ITV’s upcoming adaptation of The Ipcress File “looks like a big Netflix show,” according to Director of Programmes Kevin Lygo, who said he wants the Len Deighton remake to reach beyond the “standard ITV viewer.”
Speaking during a press viewing Friday, Lygo joked that it is “obviously incredibly annoying” when people watch the show’s trailer and believe it is a Netflix original, due to “the scale of it being so stylish” and its high budget.
Altitude Television’s adaptation of the Deighton novel, which achieved worldwide acclaim when Michael Caine played the lead in the 1965 film version, stars Gangs of London’s Joe Cole as Harry Palmer, a Cold War sergeant who is released from a Berlin jail in order to work as a British spy. Trainspotting writer John Hodge has penned and the six-parter also features Bohemian Rhapsody’s Lucy Boynton and BAFTA-winner Tom Hollander.
“We don’t just want to attract the standard ITV viewer, we want to make this a special event,” added Lygo.
He praised the “terrific script that just leapt off the page” and admitted the higher-than-normal budget had been challenging to meet, which was helped by “bringing in various partners.” AMC+, which also acquired Sky Atlantic’s Gangs Of London, has taken North American rights.
Lygo said he is “extending the range” of ITV drama, with shows such as the Jed Mercurio-produced Trigger Point balanced out by the likes of World Productions’ Anne, which stars Maxine Peake as an inspirational Hillsborough campaigner seeking justice.
“You can’t go all ‘Jed Mercurio’ all the time,” he explained. “This is an extraordinary moment for drama viewers as there’s so much of it available in your living room. Half the country’s got Netflix, Amazon Prime or Disney+ so the bar has been raised and we’ve got to match it.”
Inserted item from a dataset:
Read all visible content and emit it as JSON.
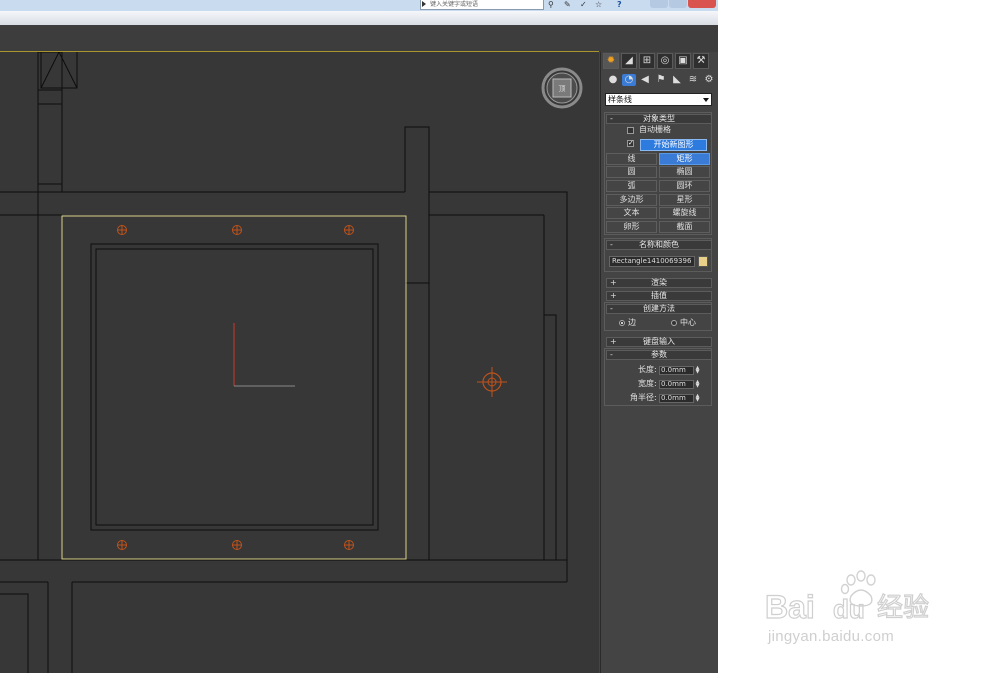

He also talked up the appointment-to-view approach taken by ITV drama, pointing out that most streamers bar Netflix are now choosing to release their dramas weekly rather than all episodes at the same time.